Sergio Busquets broke the deadlock after the interval and Lionel Messi secured Barca’s seventh win from seven games with two typically well-taken finishes.

Barcelona president Josep Bartomeu said: “We tried to suspend the game all day long but it wasn’t possible. We could lose points if we didn’t play so we decided to play behind closed doors as a way to show the entire world that we were not pleased with what happened.”

Las Palmas director general Patricio Viñayo said that Barcelona had not consulted his club about the match arrangements.

Tension around the referendum had boiled over into Spanish football even ahead of the weekend when Barcelona defender Gerard Pique spoke out in favour of the referendum. Spain team-mate Sergio Ramos had snapped back that the issue should not be raised in a football context.

After the match Pique said: “It was a really difficult game to play. It was my worst experience as a professional. We all gave our opinions [in the dressing room], there were pros and cons for playing, but in the end, we decided to play.

“I understand that there are supporters who do not understand that decision.”

Barcelona go to Madrid on Saturday week to play Atletico on the resumption of LaLiga action after the national team break. The season’s first Clasico against Real Madrid is not until December 23 in the Spanish capital.

In Barcelona itself police prevented some people from voting while seizing ballot papers and boxes at polling stations.
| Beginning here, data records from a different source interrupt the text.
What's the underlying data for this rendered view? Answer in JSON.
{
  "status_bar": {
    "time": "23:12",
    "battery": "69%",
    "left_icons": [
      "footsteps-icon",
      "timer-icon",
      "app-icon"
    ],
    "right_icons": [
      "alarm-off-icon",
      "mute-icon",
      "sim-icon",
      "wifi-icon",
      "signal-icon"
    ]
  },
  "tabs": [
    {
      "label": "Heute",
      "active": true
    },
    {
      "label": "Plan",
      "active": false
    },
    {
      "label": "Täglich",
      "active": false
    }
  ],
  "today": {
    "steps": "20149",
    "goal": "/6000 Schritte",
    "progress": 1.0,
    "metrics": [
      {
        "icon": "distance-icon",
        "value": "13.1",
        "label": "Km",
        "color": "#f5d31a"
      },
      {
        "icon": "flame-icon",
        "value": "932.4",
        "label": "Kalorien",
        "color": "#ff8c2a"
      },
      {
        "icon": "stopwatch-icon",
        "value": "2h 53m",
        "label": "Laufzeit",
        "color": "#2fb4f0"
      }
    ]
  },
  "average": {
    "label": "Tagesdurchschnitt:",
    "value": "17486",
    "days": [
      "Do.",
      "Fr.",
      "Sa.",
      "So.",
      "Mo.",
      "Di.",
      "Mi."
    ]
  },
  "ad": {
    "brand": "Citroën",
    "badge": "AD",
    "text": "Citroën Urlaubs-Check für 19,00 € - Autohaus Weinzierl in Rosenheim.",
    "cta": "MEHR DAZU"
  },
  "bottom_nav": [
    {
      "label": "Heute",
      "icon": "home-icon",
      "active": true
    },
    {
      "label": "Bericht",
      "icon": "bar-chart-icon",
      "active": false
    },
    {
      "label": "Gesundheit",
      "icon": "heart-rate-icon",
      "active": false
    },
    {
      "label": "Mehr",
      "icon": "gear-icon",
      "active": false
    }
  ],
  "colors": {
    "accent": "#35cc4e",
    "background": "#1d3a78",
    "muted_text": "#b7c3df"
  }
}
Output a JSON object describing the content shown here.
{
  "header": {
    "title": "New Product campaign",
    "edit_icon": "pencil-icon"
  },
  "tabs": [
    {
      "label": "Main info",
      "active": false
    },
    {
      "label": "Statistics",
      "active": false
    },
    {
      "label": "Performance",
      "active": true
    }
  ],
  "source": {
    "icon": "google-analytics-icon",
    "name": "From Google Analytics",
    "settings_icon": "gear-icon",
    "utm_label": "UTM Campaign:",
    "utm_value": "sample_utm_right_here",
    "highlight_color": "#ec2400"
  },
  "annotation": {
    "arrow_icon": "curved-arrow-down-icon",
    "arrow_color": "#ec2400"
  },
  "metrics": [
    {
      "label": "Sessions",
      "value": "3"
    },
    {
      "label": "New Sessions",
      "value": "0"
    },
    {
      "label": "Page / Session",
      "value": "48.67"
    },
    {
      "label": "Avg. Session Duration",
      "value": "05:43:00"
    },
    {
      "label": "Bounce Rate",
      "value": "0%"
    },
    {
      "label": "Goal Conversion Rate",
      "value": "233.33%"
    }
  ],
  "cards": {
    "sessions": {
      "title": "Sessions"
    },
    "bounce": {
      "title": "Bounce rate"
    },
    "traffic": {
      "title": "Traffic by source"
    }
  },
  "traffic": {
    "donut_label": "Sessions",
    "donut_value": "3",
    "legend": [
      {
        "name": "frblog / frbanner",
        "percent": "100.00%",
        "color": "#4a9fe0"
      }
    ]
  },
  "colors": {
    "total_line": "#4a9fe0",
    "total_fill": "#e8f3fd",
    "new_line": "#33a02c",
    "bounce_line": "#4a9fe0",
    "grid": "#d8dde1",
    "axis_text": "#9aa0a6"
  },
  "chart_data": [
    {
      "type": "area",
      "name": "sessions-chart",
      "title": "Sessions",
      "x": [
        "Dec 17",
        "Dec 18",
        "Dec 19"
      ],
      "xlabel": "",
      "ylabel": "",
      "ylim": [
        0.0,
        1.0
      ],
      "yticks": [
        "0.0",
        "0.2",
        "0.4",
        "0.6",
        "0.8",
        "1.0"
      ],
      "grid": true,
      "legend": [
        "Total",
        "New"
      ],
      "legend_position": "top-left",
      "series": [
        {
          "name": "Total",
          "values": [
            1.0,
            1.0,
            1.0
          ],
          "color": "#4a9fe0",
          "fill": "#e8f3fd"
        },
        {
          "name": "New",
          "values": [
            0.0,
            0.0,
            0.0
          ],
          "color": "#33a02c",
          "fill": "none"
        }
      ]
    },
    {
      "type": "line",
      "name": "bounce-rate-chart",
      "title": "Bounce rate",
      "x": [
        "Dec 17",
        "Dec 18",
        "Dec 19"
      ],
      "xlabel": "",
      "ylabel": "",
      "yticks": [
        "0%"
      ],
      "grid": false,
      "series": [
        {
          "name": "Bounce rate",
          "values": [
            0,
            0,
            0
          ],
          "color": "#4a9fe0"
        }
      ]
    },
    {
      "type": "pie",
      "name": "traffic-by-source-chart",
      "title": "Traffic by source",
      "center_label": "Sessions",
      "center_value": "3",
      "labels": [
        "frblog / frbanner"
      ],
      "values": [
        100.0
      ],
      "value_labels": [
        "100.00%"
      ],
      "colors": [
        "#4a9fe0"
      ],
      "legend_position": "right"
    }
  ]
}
Other police used batons and fired rubber bullets to quell protests.

Spanish Prime Minister Mariano Rajoy said Catalans had been fooled into taking part in an illegal vote. while the interior ministry said 12 police officers had been hurt and three people arrested in shutting down 92 polling stations.

Barcelona Mayor Ada Colau condemned police actions against what she called the region’s “defenceless” population.